Los Angeles’ top juvenile court judge is objecting to a planned diversion of $13 million to school police there from state funds earmarked to provide special learning assistance to disadvantaged kids. In a June 6th letter to the Los Angeles Unified School District, Los Angeles County Presiding Juvenile Court Judge Michael Nash said this particular pot of money should not be diverted to support the L.A. district’s own school police force, which has an annual budget of around $57 million. Nash expressed “great respect" for recent efforts to reduce school suspensions and referrals to police, but said he did “not see a reasonable nexus between law enforcement and specifically improving the educational experience and outcomes for our most vulnerable student populations." “On the contrary," the judge said, “there has been a wealth of research that indicates that aggressive security measures produce alienation and mistrust among students which, in turn, can disrupt the learning environment." “This explains why, as part of a nationwide discipline reform process that has gained significant traction of late, there is a specific focus on reducing police involvement in routine school discipline matters," Nash wrote. Nash presides over one of the biggest juvenile courts in the country and was a recent president of the National Council of Juvenile Court Judges. In that role he also wrote to the White House expressing concerns about schools rushing to obtain federal money to put more school police on campuses. Judge Nash has been involved in efforts in Los Angeles to rein in the use of school police on campuses; practices were leading to the annual ticketing of tens of thousands  students for tardiness, truancy, schoolyard fights and other minor infractions. Nash argues that excessive use of police in essentially school discipline matters — and matters he said were better addressed through counseling and family support — were contributing to a “school-to-prison pipeline" putting kids at risk of greater, not less, trouble with the criminal justice system. Other interest groups concerned with the school to prison pipeline in California include:  Children's Defense Fund, ACLU of Southern California, Youth Justice Coalition, CADRE, Community Rights Campaign of the Labor Community Strategy Center in LA and Public Counsel (the nation's largest pro bono law firm focused on rolling back school-police ticketing in Los Angeles), National Council of Juvenile Court Judges and the Center for Public Integrity. Other California School Districts considering using money reserved for vulnerable students to supplement school police include Sacramento, Long Beach and Kern Union High School District, a Central Valley district with a record of high rates of student expulsion or transfers.
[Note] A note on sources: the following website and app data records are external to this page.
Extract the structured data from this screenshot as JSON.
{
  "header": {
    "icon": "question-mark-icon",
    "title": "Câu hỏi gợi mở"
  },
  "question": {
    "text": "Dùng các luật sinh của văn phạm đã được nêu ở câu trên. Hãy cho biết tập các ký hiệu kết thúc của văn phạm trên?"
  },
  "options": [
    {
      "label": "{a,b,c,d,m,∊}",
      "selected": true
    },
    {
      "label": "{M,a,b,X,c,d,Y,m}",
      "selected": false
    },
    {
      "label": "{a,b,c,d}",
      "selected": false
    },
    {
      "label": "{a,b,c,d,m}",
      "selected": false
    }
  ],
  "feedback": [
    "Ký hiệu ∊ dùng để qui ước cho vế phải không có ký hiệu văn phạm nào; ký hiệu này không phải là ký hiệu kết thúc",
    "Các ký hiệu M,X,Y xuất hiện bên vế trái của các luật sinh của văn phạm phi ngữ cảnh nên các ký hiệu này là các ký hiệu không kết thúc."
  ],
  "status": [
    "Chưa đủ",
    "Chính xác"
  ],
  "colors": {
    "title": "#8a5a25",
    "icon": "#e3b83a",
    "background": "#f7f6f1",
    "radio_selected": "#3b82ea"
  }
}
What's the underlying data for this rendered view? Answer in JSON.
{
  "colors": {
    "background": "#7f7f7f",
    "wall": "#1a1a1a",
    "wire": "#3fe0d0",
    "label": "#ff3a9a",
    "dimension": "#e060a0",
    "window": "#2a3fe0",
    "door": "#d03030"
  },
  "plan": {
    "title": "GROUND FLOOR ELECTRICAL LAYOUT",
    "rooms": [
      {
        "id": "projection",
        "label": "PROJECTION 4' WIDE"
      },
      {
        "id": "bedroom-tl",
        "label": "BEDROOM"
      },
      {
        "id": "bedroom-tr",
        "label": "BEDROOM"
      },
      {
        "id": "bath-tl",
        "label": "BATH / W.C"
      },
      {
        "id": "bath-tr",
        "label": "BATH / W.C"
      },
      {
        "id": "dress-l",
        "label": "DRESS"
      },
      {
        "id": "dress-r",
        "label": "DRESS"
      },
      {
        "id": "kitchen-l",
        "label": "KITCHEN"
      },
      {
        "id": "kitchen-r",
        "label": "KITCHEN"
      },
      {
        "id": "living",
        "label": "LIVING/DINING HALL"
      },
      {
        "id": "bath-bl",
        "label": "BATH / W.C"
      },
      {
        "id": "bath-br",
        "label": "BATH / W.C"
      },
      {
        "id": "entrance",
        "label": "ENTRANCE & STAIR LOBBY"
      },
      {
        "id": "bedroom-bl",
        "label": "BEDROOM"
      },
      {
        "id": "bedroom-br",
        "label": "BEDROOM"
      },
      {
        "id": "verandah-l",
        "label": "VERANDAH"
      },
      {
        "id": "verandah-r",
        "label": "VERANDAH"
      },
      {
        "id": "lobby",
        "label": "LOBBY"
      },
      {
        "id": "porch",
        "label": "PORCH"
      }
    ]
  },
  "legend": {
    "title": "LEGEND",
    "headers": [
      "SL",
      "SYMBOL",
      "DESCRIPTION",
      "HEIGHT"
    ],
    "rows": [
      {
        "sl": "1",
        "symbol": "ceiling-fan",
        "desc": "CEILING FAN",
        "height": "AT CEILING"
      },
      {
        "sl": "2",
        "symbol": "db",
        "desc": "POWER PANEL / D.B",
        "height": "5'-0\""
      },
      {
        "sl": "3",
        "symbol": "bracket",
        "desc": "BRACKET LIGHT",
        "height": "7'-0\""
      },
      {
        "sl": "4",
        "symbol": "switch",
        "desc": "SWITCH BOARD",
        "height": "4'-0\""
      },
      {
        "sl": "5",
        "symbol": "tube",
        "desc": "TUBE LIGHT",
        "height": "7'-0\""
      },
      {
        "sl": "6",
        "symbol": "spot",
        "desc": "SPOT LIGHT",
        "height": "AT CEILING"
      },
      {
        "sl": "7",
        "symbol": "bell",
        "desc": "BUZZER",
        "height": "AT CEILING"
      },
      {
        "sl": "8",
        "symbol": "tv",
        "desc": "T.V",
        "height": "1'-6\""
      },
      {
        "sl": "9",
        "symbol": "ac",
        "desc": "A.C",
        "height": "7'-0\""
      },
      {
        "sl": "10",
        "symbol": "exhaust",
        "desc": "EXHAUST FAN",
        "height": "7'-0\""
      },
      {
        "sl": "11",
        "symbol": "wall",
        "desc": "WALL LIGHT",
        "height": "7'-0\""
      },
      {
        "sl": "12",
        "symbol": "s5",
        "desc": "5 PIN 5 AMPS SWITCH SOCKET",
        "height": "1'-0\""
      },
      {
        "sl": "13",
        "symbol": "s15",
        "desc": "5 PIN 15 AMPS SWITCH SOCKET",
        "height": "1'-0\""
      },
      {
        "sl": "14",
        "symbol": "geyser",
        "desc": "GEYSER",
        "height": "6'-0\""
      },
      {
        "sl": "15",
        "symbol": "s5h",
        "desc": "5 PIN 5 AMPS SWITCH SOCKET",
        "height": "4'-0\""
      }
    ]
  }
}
Handle With Care will be writing the California Unified School Districts and interest groups mentioned above.  What is happening in California is that the Counties rather than the school are dictating policy and programming, and the policies and programming being provided are not meeting the real needs of the schools.  As a result the counties have unintentionally created a school to prison pipeline. What needs to happen is that the power to choose programming needs to revert back to the Local School Boards and Schools.  The fact is that the prison pipeline will dry up as soon as schools regain and demand the right to choose programming and policy that suits the real needs of the school, its educators and its students.